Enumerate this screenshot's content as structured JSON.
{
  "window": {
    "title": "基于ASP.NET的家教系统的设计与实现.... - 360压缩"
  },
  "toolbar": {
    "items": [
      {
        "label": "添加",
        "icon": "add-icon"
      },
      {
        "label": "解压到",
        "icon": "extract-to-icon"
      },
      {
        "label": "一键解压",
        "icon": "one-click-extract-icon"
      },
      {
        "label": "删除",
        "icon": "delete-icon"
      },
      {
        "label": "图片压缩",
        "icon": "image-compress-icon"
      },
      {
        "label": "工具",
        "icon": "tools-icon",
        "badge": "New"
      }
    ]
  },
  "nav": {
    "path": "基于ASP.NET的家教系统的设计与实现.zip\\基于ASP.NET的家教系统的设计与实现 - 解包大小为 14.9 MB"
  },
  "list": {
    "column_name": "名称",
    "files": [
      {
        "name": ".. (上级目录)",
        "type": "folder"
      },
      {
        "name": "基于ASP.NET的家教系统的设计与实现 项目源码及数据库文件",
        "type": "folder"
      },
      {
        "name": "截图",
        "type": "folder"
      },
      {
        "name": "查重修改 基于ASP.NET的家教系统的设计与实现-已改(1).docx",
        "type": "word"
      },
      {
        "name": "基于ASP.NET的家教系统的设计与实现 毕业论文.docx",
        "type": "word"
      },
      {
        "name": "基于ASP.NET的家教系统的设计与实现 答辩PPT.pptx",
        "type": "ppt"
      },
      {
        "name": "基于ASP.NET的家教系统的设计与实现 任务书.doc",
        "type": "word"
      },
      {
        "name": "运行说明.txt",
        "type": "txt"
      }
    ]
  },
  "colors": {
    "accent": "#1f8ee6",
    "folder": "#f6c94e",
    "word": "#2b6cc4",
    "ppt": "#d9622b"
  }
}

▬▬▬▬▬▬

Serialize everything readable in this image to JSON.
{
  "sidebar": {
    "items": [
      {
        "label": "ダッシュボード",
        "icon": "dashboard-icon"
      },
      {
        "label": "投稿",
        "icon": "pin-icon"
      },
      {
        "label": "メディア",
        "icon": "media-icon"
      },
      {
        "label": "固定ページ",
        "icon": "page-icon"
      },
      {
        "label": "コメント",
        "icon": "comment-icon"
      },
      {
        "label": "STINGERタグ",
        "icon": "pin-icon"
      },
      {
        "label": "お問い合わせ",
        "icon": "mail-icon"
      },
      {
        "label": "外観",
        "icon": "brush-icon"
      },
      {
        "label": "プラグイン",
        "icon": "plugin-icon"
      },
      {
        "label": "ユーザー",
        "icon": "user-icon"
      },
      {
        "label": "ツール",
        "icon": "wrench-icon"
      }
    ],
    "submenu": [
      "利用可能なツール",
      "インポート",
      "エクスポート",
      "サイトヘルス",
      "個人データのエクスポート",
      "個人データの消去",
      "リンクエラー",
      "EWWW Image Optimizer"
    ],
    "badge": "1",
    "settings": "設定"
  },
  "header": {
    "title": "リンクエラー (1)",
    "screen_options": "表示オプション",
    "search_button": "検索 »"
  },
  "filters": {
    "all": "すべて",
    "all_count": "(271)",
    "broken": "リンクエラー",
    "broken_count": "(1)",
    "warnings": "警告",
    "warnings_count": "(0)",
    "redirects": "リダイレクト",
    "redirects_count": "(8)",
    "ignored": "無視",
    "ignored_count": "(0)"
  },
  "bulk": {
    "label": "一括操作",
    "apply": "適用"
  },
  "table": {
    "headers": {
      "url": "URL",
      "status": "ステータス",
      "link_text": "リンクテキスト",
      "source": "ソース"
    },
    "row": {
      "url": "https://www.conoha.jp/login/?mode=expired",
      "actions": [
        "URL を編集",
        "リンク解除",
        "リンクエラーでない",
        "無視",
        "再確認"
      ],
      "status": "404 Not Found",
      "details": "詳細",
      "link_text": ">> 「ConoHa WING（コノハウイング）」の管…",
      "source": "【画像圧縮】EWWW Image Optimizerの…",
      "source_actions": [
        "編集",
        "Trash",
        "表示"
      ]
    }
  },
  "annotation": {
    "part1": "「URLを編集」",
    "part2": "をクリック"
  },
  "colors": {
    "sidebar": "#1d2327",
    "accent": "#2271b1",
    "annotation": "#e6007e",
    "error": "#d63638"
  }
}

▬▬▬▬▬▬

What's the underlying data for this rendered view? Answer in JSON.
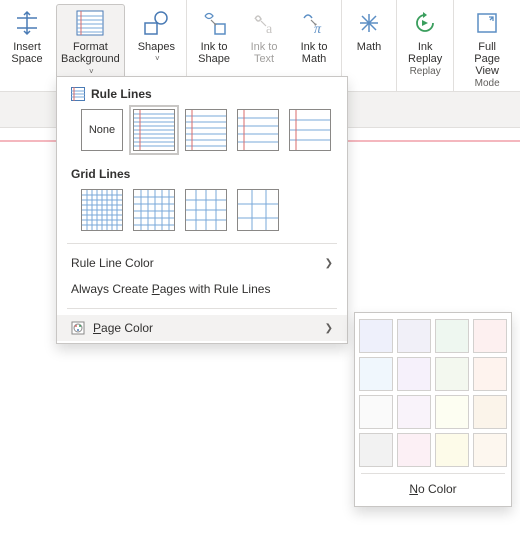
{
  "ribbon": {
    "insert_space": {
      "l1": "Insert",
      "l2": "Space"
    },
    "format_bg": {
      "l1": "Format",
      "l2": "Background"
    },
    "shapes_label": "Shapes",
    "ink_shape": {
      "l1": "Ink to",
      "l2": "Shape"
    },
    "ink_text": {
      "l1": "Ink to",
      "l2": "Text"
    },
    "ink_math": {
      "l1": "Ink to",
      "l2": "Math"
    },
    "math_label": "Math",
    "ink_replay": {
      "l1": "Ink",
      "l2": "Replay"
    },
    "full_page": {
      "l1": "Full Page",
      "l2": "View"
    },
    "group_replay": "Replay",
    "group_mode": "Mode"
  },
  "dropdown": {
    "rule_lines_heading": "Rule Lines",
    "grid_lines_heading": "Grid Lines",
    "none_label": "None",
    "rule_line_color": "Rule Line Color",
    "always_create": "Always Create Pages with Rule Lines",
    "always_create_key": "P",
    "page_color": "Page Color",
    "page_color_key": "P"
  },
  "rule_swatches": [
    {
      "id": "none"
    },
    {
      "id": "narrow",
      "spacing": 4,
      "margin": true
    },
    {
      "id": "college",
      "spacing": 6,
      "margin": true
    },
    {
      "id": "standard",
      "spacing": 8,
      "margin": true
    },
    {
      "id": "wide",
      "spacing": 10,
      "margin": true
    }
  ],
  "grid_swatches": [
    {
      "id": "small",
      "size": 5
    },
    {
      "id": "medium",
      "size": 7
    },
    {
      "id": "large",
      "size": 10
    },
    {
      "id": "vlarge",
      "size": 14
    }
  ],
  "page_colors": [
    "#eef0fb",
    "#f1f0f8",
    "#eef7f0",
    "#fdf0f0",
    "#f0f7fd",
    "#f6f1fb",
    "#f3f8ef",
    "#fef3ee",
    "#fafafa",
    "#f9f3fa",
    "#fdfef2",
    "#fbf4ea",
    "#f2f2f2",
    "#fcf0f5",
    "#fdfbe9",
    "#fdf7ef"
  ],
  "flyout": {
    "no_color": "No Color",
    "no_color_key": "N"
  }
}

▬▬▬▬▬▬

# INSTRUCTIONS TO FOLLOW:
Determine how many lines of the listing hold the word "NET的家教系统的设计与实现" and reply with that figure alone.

# PROBLEM SOLUTION:
7